Now available in dozens of cities across the country, Uber is catching on with parents who need to get their kids from place A to place B and can’t always manage it. In many cases, they aren’t simply looking for a little break, like we were. As families try to juggle their busy lives, having Uber—prized for its convenience, reliability and safety—can be a true godsend. The San Francisco-based company connects professional drivers of luxury-style black cars or SUVs with passengers, or provides a more affordable option, UberX, where private drivers use their own cars ot pick up riders.

We know families who use Uber when both parents are working and their kid has to get home from a late school event.
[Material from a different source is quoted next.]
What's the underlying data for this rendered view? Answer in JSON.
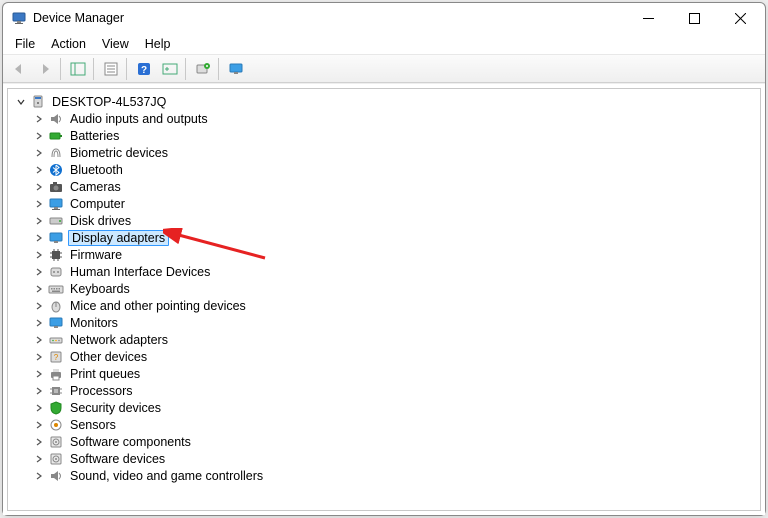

Others tap it to make sure their son or daughter can get to a music lesson or a tutoring session (and seem all the more willing now that Uber has started offering services that are priced competitively with cab fares). No wonder that the New York Times ran an article in September headlined, “Mom’s Van Is Called Uber.”

But as wonderful as Uber is, I’m afraid that something important may be getting lost along the way—especially when teens are allowed to use it late at night, shuttling to and from parties or hanging out with friends.

Let me be clear: Parents don’t lose total control with Uber. One of the virtues of the service is that minors can’t sign up for it; they have to be on their mom or dad’s account. And every time they order up a car, the account holder is instantly alerted with a text and can track the entire trip, from pickup to drop-off. If you’re a kid, Uber isn’t great for sneaking around.

Still, I can’t help but wonder if parents are missing out every time they rely on Uber instead of making that late-night, post-party drive themselves. This isn’t merely a matter of getting to look into your child’s eyes or smell his breath—though that can be useful for figuring out if he has been doing something he wasn’t supposed to be doing. When your kid knows you’re the one picking him up, he may well moderate his behavior to avoid the third degree on the way home. What’s more, if you have a son or daughter who is looking for an excuse not to drink or smoke, doing the pickup yourself can provide a graceful way for him or her to beg off.

Above all, though, using Uber takes away the chance to really listen to your children at a time when, experience tells me, they tend to let their guard down a bit. Cruising down the 101 Freeway, at 12:30 or 1 in the morning, my husband and I have each had some amazing conversations with Nathaniel and, before him, his big sister, now 21. Sometimes, it’s just catching up on the latest gossip from their circle. Other times, the drive home turns into a deep discussion on drugs or sex, on the true meaning of friendship, on the nature of adolescent hopes and fears. Taking advantage of these opportunities to shape their values—that is, to parent—is particularly crucial when your kids are 14 to 16, on the cusp of independence but still open to your influence.

The car, more than any other place I know, is like a magic bubble in which kids confide in their parents. And it seems I’m not alone in believing this. A paper from the University of Wisconsin-Whitewater found that it’s an environment in which they tend to feel safe opening up about “sensitive subjects.” That’s because, the researchers write, the “teens are able to look straight forward and feel less awkward, as opposed to a face-to-face interaction across . . . a kitchen table.”

I have little doubt that we will allow Nathaniel to use Uber again from time to time. After all, it often feels like my entire life revolves around where he needs to be: school, basketball practice, an orthodontist appointment, a friend’s house, the mall, a movie. Not a day goes by without him asking his dad or me or for a ride somewhere.

But I also feel that Uber could easily become a crutch. Some of my most cherished moments as a parent have come while wearing my chauffer’s hat, and I don’t want to give those up.